To cut right to the chase, here it is:
- monster AC = [10 + halfPlayerLevel]
- monster HP = [10 x playerLevel]
- monster attack rolls = [d20 + halfPlayerLevel]
- monster damage-per-round = [2 x playerLevel]
- “bad” monster saving throws and ability checks = [d20 + halfPlayerLevel]
- “good” monster saving throws and ability checks = [d20 + halfPlayerLevel + proficiencyBonus]
- monster ability/spell DC = [10+halfPlayerLevel] (as a cap/max)
As an example of this formula’s output, if you were DMing for a party of level 6 players, then a single monster would look like something like:
- 13 AC
- 60 HP
- d20+3 attack rolls
- 12 damage per round (possibly split over two attacks of 1d6+3 each)
- d20+3 saving throws for “bad” saves (such as Dexterity or Intelligence on a Fighter)
- d20+6 saving throws for “good saves (such as Strength or Constitution on a Fighter)
- DC 13 to save against abilities and spells (assuming this is the “best possible”, such as a Wizard’s Intelligence+proficiency spellcasting)
And then you might have one such monster per player, and that would be an “average” difficulty fight.

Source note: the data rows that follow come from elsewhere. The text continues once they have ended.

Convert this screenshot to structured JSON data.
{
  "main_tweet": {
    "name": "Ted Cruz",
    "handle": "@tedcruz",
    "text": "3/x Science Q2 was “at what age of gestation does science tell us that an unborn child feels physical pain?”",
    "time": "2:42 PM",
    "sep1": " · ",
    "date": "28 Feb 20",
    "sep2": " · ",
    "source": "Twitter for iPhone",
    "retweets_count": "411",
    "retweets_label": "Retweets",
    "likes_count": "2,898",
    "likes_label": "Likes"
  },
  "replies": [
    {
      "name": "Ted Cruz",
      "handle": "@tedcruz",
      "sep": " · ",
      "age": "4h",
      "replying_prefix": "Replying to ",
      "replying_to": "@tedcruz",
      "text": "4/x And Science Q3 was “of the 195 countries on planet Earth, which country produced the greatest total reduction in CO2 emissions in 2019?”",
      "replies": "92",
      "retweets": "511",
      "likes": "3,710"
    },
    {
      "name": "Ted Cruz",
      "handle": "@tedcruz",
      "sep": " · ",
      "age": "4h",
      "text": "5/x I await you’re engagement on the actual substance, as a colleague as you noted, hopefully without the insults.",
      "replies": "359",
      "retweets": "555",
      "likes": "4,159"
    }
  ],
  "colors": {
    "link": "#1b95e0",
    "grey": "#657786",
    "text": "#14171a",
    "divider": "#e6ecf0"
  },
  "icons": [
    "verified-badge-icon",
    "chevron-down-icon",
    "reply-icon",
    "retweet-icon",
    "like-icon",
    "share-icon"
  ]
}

Feedback I’ve received suggests that the damage and HP figures might be a little on the low side depending on party composition and player skill, so feel free to increase them by as much as double for one or the other, or even both.